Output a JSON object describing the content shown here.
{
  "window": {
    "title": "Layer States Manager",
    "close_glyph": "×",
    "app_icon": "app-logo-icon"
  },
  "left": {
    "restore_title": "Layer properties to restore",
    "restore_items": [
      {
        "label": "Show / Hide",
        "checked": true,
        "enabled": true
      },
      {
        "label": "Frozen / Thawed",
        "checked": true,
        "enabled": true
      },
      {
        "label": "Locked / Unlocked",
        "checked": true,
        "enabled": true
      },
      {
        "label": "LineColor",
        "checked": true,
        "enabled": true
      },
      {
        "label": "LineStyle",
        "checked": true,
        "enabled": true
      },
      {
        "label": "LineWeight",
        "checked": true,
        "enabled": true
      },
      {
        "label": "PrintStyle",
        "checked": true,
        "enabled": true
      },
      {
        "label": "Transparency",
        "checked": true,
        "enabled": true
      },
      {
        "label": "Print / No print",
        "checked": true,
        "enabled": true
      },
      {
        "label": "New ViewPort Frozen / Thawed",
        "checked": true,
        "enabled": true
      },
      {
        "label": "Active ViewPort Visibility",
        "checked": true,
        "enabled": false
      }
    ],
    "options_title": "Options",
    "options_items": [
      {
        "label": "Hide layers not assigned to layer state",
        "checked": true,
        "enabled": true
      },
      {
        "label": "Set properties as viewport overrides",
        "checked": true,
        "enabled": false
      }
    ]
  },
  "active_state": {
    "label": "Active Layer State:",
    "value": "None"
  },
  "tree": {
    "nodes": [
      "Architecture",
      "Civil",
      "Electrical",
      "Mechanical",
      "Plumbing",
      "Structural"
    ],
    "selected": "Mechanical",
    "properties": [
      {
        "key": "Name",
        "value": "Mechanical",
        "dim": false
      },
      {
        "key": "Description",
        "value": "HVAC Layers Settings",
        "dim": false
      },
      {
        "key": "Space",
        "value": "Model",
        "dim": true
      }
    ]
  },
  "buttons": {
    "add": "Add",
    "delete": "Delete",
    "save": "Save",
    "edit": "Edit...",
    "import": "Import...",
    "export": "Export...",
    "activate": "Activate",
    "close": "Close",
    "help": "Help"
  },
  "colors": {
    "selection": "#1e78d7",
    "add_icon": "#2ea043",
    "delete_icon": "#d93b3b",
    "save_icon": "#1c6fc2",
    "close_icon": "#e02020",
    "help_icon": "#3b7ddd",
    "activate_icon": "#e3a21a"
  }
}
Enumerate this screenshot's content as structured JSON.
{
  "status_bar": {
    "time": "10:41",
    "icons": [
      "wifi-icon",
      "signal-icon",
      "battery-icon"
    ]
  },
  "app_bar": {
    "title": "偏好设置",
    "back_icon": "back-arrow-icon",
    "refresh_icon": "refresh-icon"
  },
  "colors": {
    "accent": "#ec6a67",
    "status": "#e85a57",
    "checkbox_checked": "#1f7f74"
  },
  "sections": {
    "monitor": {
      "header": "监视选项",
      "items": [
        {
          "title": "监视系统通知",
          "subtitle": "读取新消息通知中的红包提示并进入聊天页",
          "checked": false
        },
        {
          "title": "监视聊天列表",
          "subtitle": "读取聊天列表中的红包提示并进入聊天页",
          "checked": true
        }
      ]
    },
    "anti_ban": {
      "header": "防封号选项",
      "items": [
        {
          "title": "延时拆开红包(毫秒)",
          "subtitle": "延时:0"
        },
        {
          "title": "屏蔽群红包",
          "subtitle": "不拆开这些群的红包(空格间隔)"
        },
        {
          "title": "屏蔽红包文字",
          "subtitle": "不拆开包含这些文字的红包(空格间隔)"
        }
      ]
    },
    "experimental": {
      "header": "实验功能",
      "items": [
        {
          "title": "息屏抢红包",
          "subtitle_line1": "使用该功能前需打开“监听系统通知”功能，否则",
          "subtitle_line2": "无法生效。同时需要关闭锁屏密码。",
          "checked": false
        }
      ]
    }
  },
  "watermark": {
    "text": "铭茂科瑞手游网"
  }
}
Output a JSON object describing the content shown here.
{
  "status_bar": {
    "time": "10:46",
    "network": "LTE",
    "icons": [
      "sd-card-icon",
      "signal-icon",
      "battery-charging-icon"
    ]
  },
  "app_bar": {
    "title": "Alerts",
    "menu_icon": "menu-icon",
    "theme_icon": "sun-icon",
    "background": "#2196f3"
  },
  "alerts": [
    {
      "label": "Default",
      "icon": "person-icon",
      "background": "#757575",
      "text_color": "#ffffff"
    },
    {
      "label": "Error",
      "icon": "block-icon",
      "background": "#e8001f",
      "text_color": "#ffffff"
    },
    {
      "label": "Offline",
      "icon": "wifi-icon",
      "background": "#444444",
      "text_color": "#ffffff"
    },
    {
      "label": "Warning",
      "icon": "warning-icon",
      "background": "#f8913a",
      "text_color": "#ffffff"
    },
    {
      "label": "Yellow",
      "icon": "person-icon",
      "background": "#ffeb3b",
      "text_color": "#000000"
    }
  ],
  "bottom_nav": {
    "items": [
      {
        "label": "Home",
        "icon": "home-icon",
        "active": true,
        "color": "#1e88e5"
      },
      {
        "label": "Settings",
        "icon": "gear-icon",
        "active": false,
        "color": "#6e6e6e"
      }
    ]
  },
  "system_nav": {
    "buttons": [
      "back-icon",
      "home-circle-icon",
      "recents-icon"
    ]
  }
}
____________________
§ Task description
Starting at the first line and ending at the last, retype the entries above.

§ Solution for this task
Output a JSON object describing the content shown here.
{
  "window": {
    "title": "Layer States Manager",
    "close_glyph": "×",
    "app_icon": "app-logo-icon"
  },
  "left": {
    "restore_title": "Layer properties to restore",
    "restore_items": [
      {
        "label": "Show / Hide",
        "checked": true,
        "enabled": true
      },
      {
        "label": "Frozen / Thawed",
        "checked": true,
        "enabled": true
      },
      {
        "label": "Locked / Unlocked",
        "checked": true,
        "enabled": true
      },
      {
        "label": "LineColor",
        "checked": true,
        "enabled": true
      },
      {
        "label": "LineStyle",
        "checked": true,
        "enabled": true
      },
      {
        "label": "LineWeight",
        "checked": true,
        "enabled": true
      },
      {
        "label": "PrintStyle",
        "checked": true,
        "enabled": true
      },
      {
        "label": "Transparency",
        "checked": true,
        "enabled": true
      },
      {
        "label": "Print / No print",
        "checked": true,
        "enabled": true
      },
      {
        "label": "New ViewPort Frozen / Thawed",
        "checked": true,
        "enabled": true
      },
      {
        "label": "Active ViewPort Visibility",
        "checked": true,
        "enabled": false
      }
    ],
    "options_title": "Options",
    "options_items": [
      {
        "label": "Hide layers not assigned to layer state",
        "checked": true,
        "enabled": true
      },
      {
        "label": "Set properties as viewport overrides",
        "checked": true,
        "enabled": false
      }
    ]
  },
  "active_state": {
    "label": "Active Layer State:",
    "value": "None"
  },
  "tree": {
    "nodes": [
      "Architecture",
      "Civil",
      "Electrical",
      "Mechanical",
      "Plumbing",
      "Structural"
    ],
    "selected": "Mechanical",
    "properties": [
      {
        "key": "Name",
        "value": "Mechanical",
        "dim": false
      },
      {
        "key": "Description",
        "value": "HVAC Layers Settings",
        "dim": false
      },
      {
        "key": "Space",
        "value": "Model",
        "dim": true
      }
    ]
  },
  "buttons": {
    "add": "Add",
    "delete": "Delete",
    "save": "Save",
    "edit": "Edit...",
    "import": "Import...",
    "export": "Export...",
    "activate": "Activate",
    "close": "Close",
    "help": "Help"
  },
  "colors": {
    "selection": "#1e78d7",
    "add_icon": "#2ea043",
    "delete_icon": "#d93b3b",
    "save_icon": "#1c6fc2",
    "close_icon": "#e02020",
    "help_icon": "#3b7ddd",
    "activate_icon": "#e3a21a"
  }
}
Enumerate this screenshot's content as structured JSON.
{
  "status_bar": {
    "time": "10:41",
    "icons": [
      "wifi-icon",
      "signal-icon",
      "battery-icon"
    ]
  },
  "app_bar": {
    "title": "偏好设置",
    "back_icon": "back-arrow-icon",
    "refresh_icon": "refresh-icon"
  },
  "colors": {
    "accent": "#ec6a67",
    "status": "#e85a57",
    "checkbox_checked": "#1f7f74"
  },
  "sections": {
    "monitor": {
      "header": "监视选项",
      "items": [
        {
          "title": "监视系统通知",
          "subtitle": "读取新消息通知中的红包提示并进入聊天页",
          "checked": false
        },
        {
          "title": "监视聊天列表",
          "subtitle": "读取聊天列表中的红包提示并进入聊天页",
          "checked": true
        }
      ]
    },
    "anti_ban": {
      "header": "防封号选项",
      "items": [
        {
          "title": "延时拆开红包(毫秒)",
          "subtitle": "延时:0"
        },
        {
          "title": "屏蔽群红包",
          "subtitle": "不拆开这些群的红包(空格间隔)"
        },
        {
          "title": "屏蔽红包文字",
          "subtitle": "不拆开包含这些文字的红包(空格间隔)"
        }
      ]
    },
    "experimental": {
      "header": "实验功能",
      "items": [
        {
          "title": "息屏抢红包",
          "subtitle_line1": "使用该功能前需打开“监听系统通知”功能，否则",
          "subtitle_line2": "无法生效。同时需要关闭锁屏密码。",
          "checked": false
        }
      ]
    }
  },
  "watermark": {
    "text": "铭茂科瑞手游网"
  }
}
Output a JSON object describing the content shown here.
{
  "status_bar": {
    "time": "10:46",
    "network": "LTE",
    "icons": [
      "sd-card-icon",
      "signal-icon",
      "battery-charging-icon"
    ]
  },
  "app_bar": {
    "title": "Alerts",
    "menu_icon": "menu-icon",
    "theme_icon": "sun-icon",
    "background": "#2196f3"
  },
  "alerts": [
    {
      "label": "Default",
      "icon": "person-icon",
      "background": "#757575",
      "text_color": "#ffffff"
    },
    {
      "label": "Error",
      "icon": "block-icon",
      "background": "#e8001f",
      "text_color": "#ffffff"
    },
    {
      "label": "Offline",
      "icon": "wifi-icon",
      "background": "#444444",
      "text_color": "#ffffff"
    },
    {
      "label": "Warning",
      "icon": "warning-icon",
      "background": "#f8913a",
      "text_color": "#ffffff"
    },
    {
      "label": "Yellow",
      "icon": "person-icon",
      "background": "#ffeb3b",
      "text_color": "#000000"
    }
  ],
  "bottom_nav": {
    "items": [
      {
        "label": "Home",
        "icon": "home-icon",
        "active": true,
        "color": "#1e88e5"
      },
      {
        "label": "Settings",
        "icon": "gear-icon",
        "active": false,
        "color": "#6e6e6e"
      }
    ]
  },
  "system_nav": {
    "buttons": [
      "back-icon",
      "home-circle-icon",
      "recents-icon"
    ]
  }
}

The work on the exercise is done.